(Stored records)
------------------------------------------------------------

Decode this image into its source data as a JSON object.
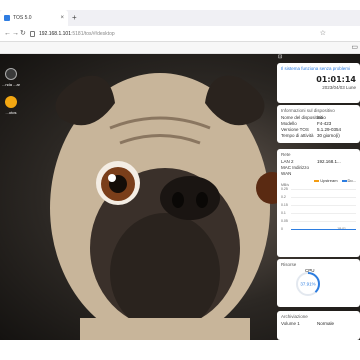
{
  "browser": {
    "tab_title": "TOS 5.0",
    "new_tab_symbol": "+",
    "close_symbol": "×",
    "url_host": "192.168.1.101",
    "url_path": ":5181/tos/#/desktop",
    "back_symbol": "←",
    "forward_symbol": "→",
    "reload_symbol": "↻",
    "bookmark_symbol": "☆"
  },
  "desktop": {
    "icons": [
      {
        "label": "...nda\n...ar",
        "color": "#3a3a3a"
      },
      {
        "label": "...otos",
        "color": "#f3a712"
      }
    ]
  },
  "panel": {
    "collapse_symbol": "⊡",
    "system_status": "Il sistema funziona senza problemi",
    "clock": "01:01:14",
    "date": "2023/04/03 Lune",
    "device_info": {
      "title": "Informazioni sul dispositivo",
      "rows": [
        {
          "k": "Nome del dispositivo",
          "v": "Sitio"
        },
        {
          "k": "Modello",
          "v": "F4-423"
        },
        {
          "k": "Versione TOS",
          "v": "5.1.29-0354"
        },
        {
          "k": "Tempo di attività",
          "v": "30 giorno(i)"
        }
      ]
    },
    "network": {
      "title": "Rete",
      "rows": [
        {
          "k": "LAN 2",
          "v": "192.168.1..."
        },
        {
          "k": "MAC Indirizzo",
          "v": ""
        },
        {
          "k": "WAN",
          "v": ""
        }
      ],
      "legend_up": "Upstream",
      "legend_down": "Do...",
      "up_color": "#f39c12",
      "down_color": "#2d7de0"
    },
    "chart_data": {
      "type": "line",
      "ylabel": "MB/s",
      "y_ticks": [
        "0.25",
        "0.2",
        "0.15",
        "0.1",
        "0.05",
        "0"
      ],
      "x_ticks": [
        "18:01"
      ],
      "series": [
        {
          "name": "Upstream",
          "values": [
            0,
            0,
            0,
            0
          ]
        },
        {
          "name": "Do...",
          "values": [
            0,
            0,
            0,
            0
          ]
        }
      ]
    },
    "resources": {
      "title": "Risorse",
      "cpu_label": "CPU",
      "cpu_percent": 37.91,
      "cpu_text": "37.91%"
    },
    "storage": {
      "title": "Archiviazione",
      "row_k": "Volume 1",
      "row_v": "Normale"
    }
  }
}
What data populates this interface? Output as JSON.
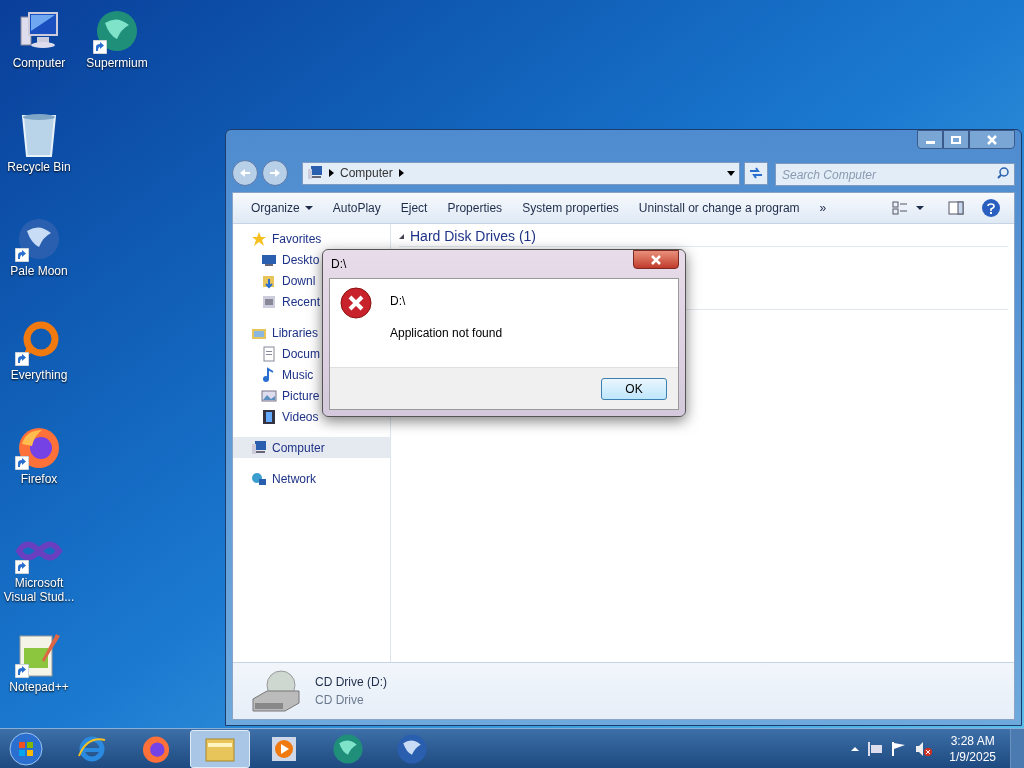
{
  "desktop_icons": [
    {
      "label": "Computer",
      "shortcut": false
    },
    {
      "label": "Supermium",
      "shortcut": true
    },
    {
      "label": "Recycle Bin",
      "shortcut": false
    },
    {
      "label": "Pale Moon",
      "shortcut": true
    },
    {
      "label": "Everything",
      "shortcut": true
    },
    {
      "label": "Firefox",
      "shortcut": true
    },
    {
      "label": "Microsoft Visual Stud...",
      "shortcut": true
    },
    {
      "label": "Notepad++",
      "shortcut": true
    }
  ],
  "window": {
    "address": [
      "Computer"
    ],
    "search": {
      "placeholder": "Search Computer"
    },
    "toolbar": [
      {
        "label": "Organize",
        "dropdown": true
      },
      {
        "label": "AutoPlay",
        "dropdown": false
      },
      {
        "label": "Eject",
        "dropdown": false
      },
      {
        "label": "Properties",
        "dropdown": false
      },
      {
        "label": "System properties",
        "dropdown": false
      },
      {
        "label": "Uninstall or change a program",
        "dropdown": false
      },
      {
        "label": "»",
        "dropdown": false
      }
    ],
    "nav": [
      {
        "label": "Favorites",
        "selected": false,
        "children": [
          {
            "label": "Deskto",
            "selected": false
          },
          {
            "label": "Downl",
            "selected": false
          },
          {
            "label": "Recent",
            "selected": false
          }
        ]
      },
      {
        "label": "Libraries",
        "selected": false,
        "children": [
          {
            "label": "Docum",
            "selected": false
          },
          {
            "label": "Music",
            "selected": false
          },
          {
            "label": "Picture",
            "selected": false
          },
          {
            "label": "Videos",
            "selected": false
          }
        ]
      },
      {
        "label": "Computer",
        "selected": true
      },
      {
        "label": "Network",
        "selected": false
      }
    ],
    "group": {
      "title": "Hard Disk Drives (1)",
      "expanded": true
    },
    "details": {
      "name": "CD Drive (D:)",
      "type": "CD Drive"
    }
  },
  "dialog": {
    "title": "D:\\",
    "heading": "D:\\",
    "message": "Application not found",
    "button": "OK"
  },
  "taskbar": {
    "items": [
      {
        "selected": false
      },
      {
        "selected": false
      },
      {
        "selected": true
      },
      {
        "selected": false
      },
      {
        "selected": false
      },
      {
        "selected": false
      }
    ],
    "clock": {
      "time": "3:28 AM",
      "date": "1/9/2025"
    }
  }
}
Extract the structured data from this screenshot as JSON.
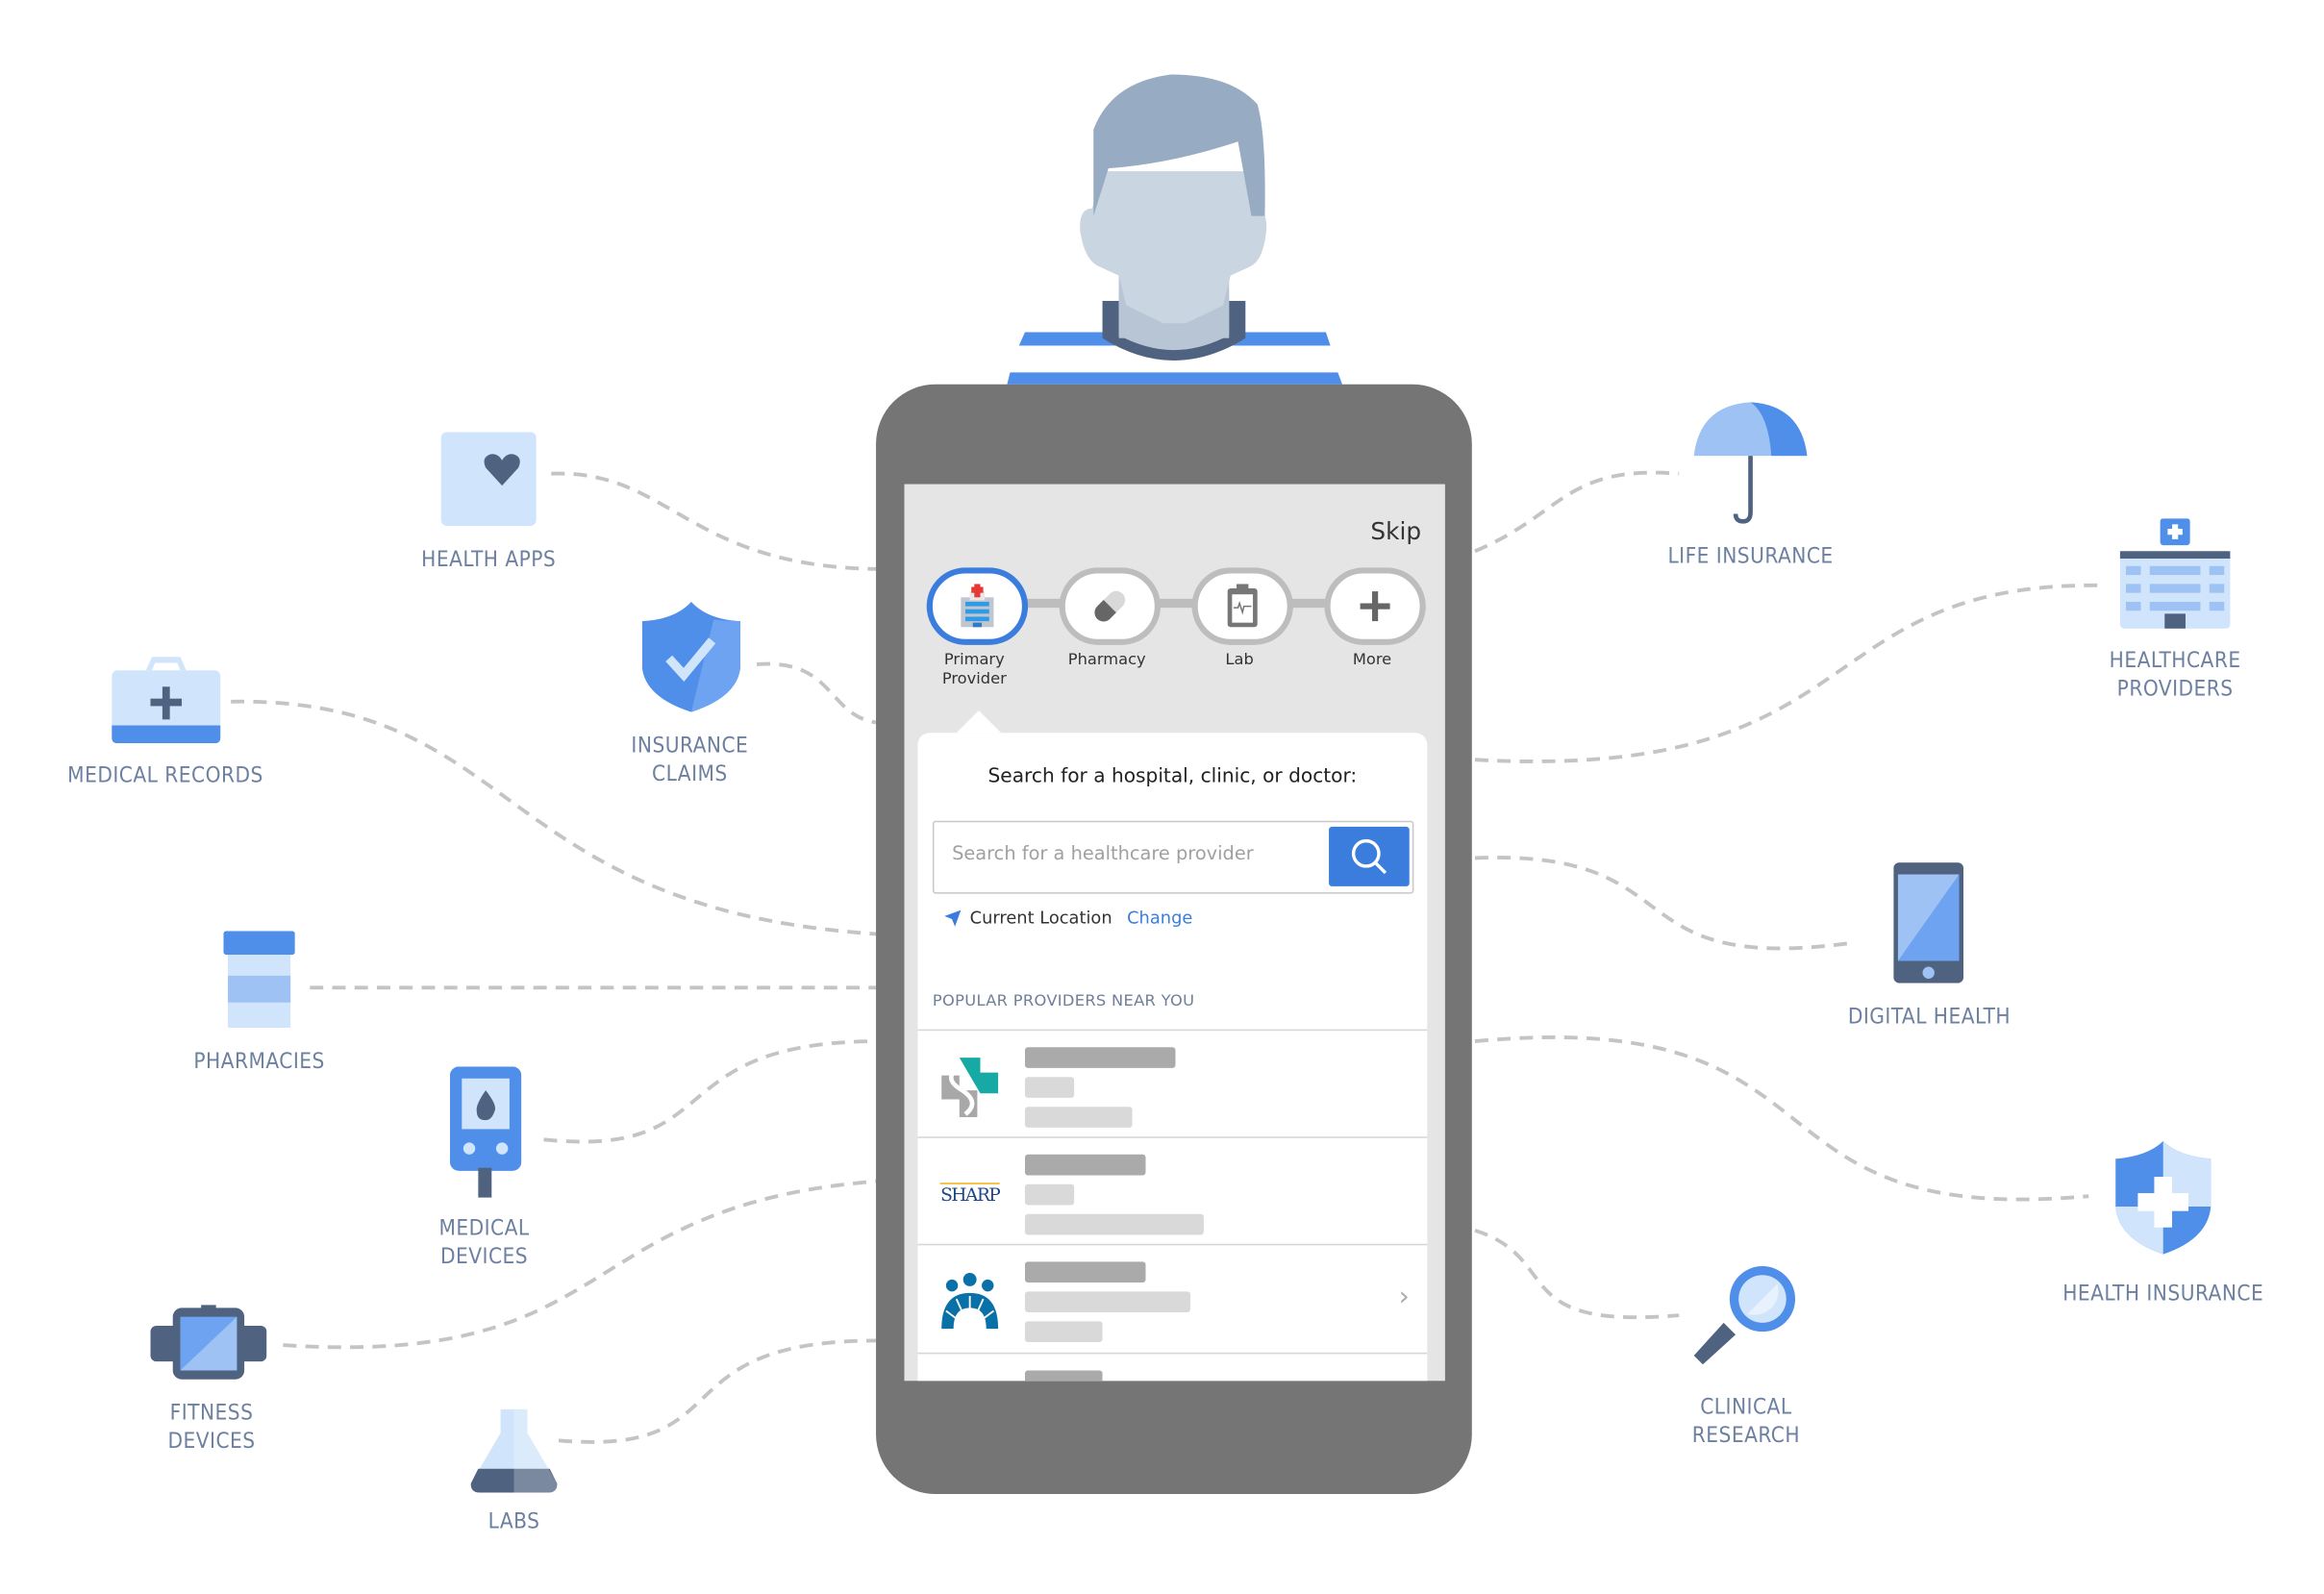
{
  "colors": {
    "accent": "#3b7ddd",
    "label": "#6d80a0",
    "phone": "#757575",
    "light_blue": "#d0e5fb",
    "mid_blue": "#4f8fea",
    "dark_slate": "#4f6280"
  },
  "person": {
    "icon": "person-avatar-icon"
  },
  "nodes": [
    {
      "id": "health-apps",
      "label": "HEALTH APPS",
      "icon": "heart-card-icon"
    },
    {
      "id": "medical-records",
      "label": "MEDICAL RECORDS",
      "icon": "medical-kit-icon"
    },
    {
      "id": "insurance-claims",
      "label": "INSURANCE\nCLAIMS",
      "icon": "shield-check-icon"
    },
    {
      "id": "pharmacies",
      "label": "PHARMACIES",
      "icon": "pill-bottle-icon"
    },
    {
      "id": "medical-devices",
      "label": "MEDICAL\nDEVICES",
      "icon": "glucose-meter-icon"
    },
    {
      "id": "fitness-devices",
      "label": "FITNESS\nDEVICES",
      "icon": "smartwatch-icon"
    },
    {
      "id": "labs",
      "label": "LABS",
      "icon": "flask-icon"
    },
    {
      "id": "life-insurance",
      "label": "LIFE INSURANCE",
      "icon": "umbrella-icon"
    },
    {
      "id": "healthcare-providers",
      "label": "HEALTHCARE\nPROVIDERS",
      "icon": "hospital-icon"
    },
    {
      "id": "digital-health",
      "label": "DIGITAL HEALTH",
      "icon": "tablet-icon"
    },
    {
      "id": "health-insurance",
      "label": "HEALTH INSURANCE",
      "icon": "shield-cross-icon"
    },
    {
      "id": "clinical-research",
      "label": "CLINICAL\nRESEARCH",
      "icon": "magnifier-icon"
    }
  ],
  "app": {
    "skip": "Skip",
    "steps": [
      {
        "label": "Primary\nProvider",
        "icon": "hospital-icon",
        "active": true
      },
      {
        "label": "Pharmacy",
        "icon": "pill-icon",
        "active": false
      },
      {
        "label": "Lab",
        "icon": "clipboard-icon",
        "active": false
      },
      {
        "label": "More",
        "icon": "plus-icon",
        "active": false
      }
    ],
    "search_heading": "Search for a hospital, clinic, or doctor:",
    "search_placeholder": "Search for a healthcare provider",
    "search_value": "",
    "location_label": "Current Location",
    "change_link": "Change",
    "popular_heading": "POPULAR PROVIDERS NEAR YOU",
    "providers": [
      {
        "logo": "cross-s-logo"
      },
      {
        "logo": "sharp-logo",
        "logo_text": "SHARP"
      },
      {
        "logo": "kaiser-logo"
      },
      {
        "logo": ""
      }
    ]
  }
}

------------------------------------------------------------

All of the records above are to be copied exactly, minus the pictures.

Decode this image into its source data as a JSON object.
{
  "browser": {
    "tab_title": "TOS 5.0",
    "new_tab_symbol": "+",
    "close_symbol": "×",
    "url_host": "192.168.1.101",
    "url_path": ":5181/tos/#/desktop",
    "back_symbol": "←",
    "forward_symbol": "→",
    "reload_symbol": "↻",
    "bookmark_symbol": "☆"
  },
  "desktop": {
    "icons": [
      {
        "label": "...nda\n...ar",
        "color": "#3a3a3a"
      },
      {
        "label": "...otos",
        "color": "#f3a712"
      }
    ]
  },
  "panel": {
    "collapse_symbol": "⊡",
    "system_status": "Il sistema funziona senza problemi",
    "clock": "01:01:14",
    "date": "2023/04/03 Lune",
    "device_info": {
      "title": "Informazioni sul dispositivo",
      "rows": [
        {
          "k": "Nome del dispositivo",
          "v": "Sitio"
        },
        {
          "k": "Modello",
          "v": "F4-423"
        },
        {
          "k": "Versione TOS",
          "v": "5.1.29-0354"
        },
        {
          "k": "Tempo di attività",
          "v": "30 giorno(i)"
        }
      ]
    },
    "network": {
      "title": "Rete",
      "rows": [
        {
          "k": "LAN 2",
          "v": "192.168.1..."
        },
        {
          "k": "MAC Indirizzo",
          "v": ""
        },
        {
          "k": "WAN",
          "v": ""
        }
      ],
      "legend_up": "Upstream",
      "legend_down": "Do...",
      "up_color": "#f39c12",
      "down_color": "#2d7de0"
    },
    "chart_data": {
      "type": "line",
      "ylabel": "MB/s",
      "y_ticks": [
        "0.25",
        "0.2",
        "0.15",
        "0.1",
        "0.05",
        "0"
      ],
      "x_ticks": [
        "18:01"
      ],
      "series": [
        {
          "name": "Upstream",
          "values": [
            0,
            0,
            0,
            0
          ]
        },
        {
          "name": "Do...",
          "values": [
            0,
            0,
            0,
            0
          ]
        }
      ]
    },
    "resources": {
      "title": "Risorse",
      "cpu_label": "CPU",
      "cpu_percent": 37.91,
      "cpu_text": "37.91%"
    },
    "storage": {
      "title": "Archiviazione",
      "row_k": "Volume 1",
      "row_v": "Normale"
    }
  }
}
What data populates this interface? Output as JSON.
{
  "desktop_icons": [
    {
      "label": "Computer",
      "shortcut": false
    },
    {
      "label": "Supermium",
      "shortcut": true
    },
    {
      "label": "Recycle Bin",
      "shortcut": false
    },
    {
      "label": "Pale Moon",
      "shortcut": true
    },
    {
      "label": "Everything",
      "shortcut": true
    },
    {
      "label": "Firefox",
      "shortcut": true
    },
    {
      "label": "Microsoft Visual Stud...",
      "shortcut": true
    },
    {
      "label": "Notepad++",
      "shortcut": true
    }
  ],
  "window": {
    "address": [
      "Computer"
    ],
    "search": {
      "placeholder": "Search Computer"
    },
    "toolbar": [
      {
        "label": "Organize",
        "dropdown": true
      },
      {
        "label": "AutoPlay",
        "dropdown": false
      },
      {
        "label": "Eject",
        "dropdown": false
      },
      {
        "label": "Properties",
        "dropdown": false
      },
      {
        "label": "System properties",
        "dropdown": false
      },
      {
        "label": "Uninstall or change a program",
        "dropdown": false
      },
      {
        "label": "»",
        "dropdown": false
      }
    ],
    "nav": [
      {
        "label": "Favorites",
        "selected": false,
        "children": [
          {
            "label": "Deskto",
            "selected": false
          },
          {
            "label": "Downl",
            "selected": false
          },
          {
            "label": "Recent",
            "selected": false
          }
        ]
      },
      {
        "label": "Libraries",
        "selected": false,
        "children": [
          {
            "label": "Docum",
            "selected": false
          },
          {
            "label": "Music",
            "selected": false
          },
          {
            "label": "Picture",
            "selected": false
          },
          {
            "label": "Videos",
            "selected": false
          }
        ]
      },
      {
        "label": "Computer",
        "selected": true
      },
      {
        "label": "Network",
        "selected": false
      }
    ],
    "group": {
      "title": "Hard Disk Drives (1)",
      "expanded": true
    },
    "details": {
      "name": "CD Drive (D:)",
      "type": "CD Drive"
    }
  },
  "dialog": {
    "title": "D:\\",
    "heading": "D:\\",
    "message": "Application not found",
    "button": "OK"
  },
  "taskbar": {
    "items": [
      {
        "selected": false
      },
      {
        "selected": false
      },
      {
        "selected": true
      },
      {
        "selected": false
      },
      {
        "selected": false
      },
      {
        "selected": false
      }
    ],
    "clock": {
      "time": "3:28 AM",
      "date": "1/9/2025"
    }
  }
}
Extract the structured data from this screenshot as JSON.
{
  "colors": {
    "accent": "#3b7ddd",
    "label": "#6d80a0",
    "phone": "#757575",
    "light_blue": "#d0e5fb",
    "mid_blue": "#4f8fea",
    "dark_slate": "#4f6280"
  },
  "person": {
    "icon": "person-avatar-icon"
  },
  "nodes": [
    {
      "id": "health-apps",
      "label": "HEALTH APPS",
      "icon": "heart-card-icon"
    },
    {
      "id": "medical-records",
      "label": "MEDICAL RECORDS",
      "icon": "medical-kit-icon"
    },
    {
      "id": "insurance-claims",
      "label": "INSURANCE\nCLAIMS",
      "icon": "shield-check-icon"
    },
    {
      "id": "pharmacies",
      "label": "PHARMACIES",
      "icon": "pill-bottle-icon"
    },
    {
      "id": "medical-devices",
      "label": "MEDICAL\nDEVICES",
      "icon": "glucose-meter-icon"
    },
    {
      "id": "fitness-devices",
      "label": "FITNESS\nDEVICES",
      "icon": "smartwatch-icon"
    },
    {
      "id": "labs",
      "label": "LABS",
      "icon": "flask-icon"
    },
    {
      "id": "life-insurance",
      "label": "LIFE INSURANCE",
      "icon": "umbrella-icon"
    },
    {
      "id": "healthcare-providers",
      "label": "HEALTHCARE\nPROVIDERS",
      "icon": "hospital-icon"
    },
    {
      "id": "digital-health",
      "label": "DIGITAL HEALTH",
      "icon": "tablet-icon"
    },
    {
      "id": "health-insurance",
      "label": "HEALTH INSURANCE",
      "icon": "shield-cross-icon"
    },
    {
      "id": "clinical-research",
      "label": "CLINICAL\nRESEARCH",
      "icon": "magnifier-icon"
    }
  ],
  "app": {
    "skip": "Skip",
    "steps": [
      {
        "label": "Primary\nProvider",
        "icon": "hospital-icon",
        "active": true
      },
      {
        "label": "Pharmacy",
        "icon": "pill-icon",
        "active": false
      },
      {
        "label": "Lab",
        "icon": "clipboard-icon",
        "active": false
      },
      {
        "label": "More",
        "icon": "plus-icon",
        "active": false
      }
    ],
    "search_heading": "Search for a hospital, clinic, or doctor:",
    "search_placeholder": "Search for a healthcare provider",
    "search_value": "",
    "location_label": "Current Location",
    "change_link": "Change",
    "popular_heading": "POPULAR PROVIDERS NEAR YOU",
    "providers": [
      {
        "logo": "cross-s-logo"
      },
      {
        "logo": "sharp-logo",
        "logo_text": "SHARP"
      },
      {
        "logo": "kaiser-logo"
      },
      {
        "logo": ""
      }
    ]
  }
}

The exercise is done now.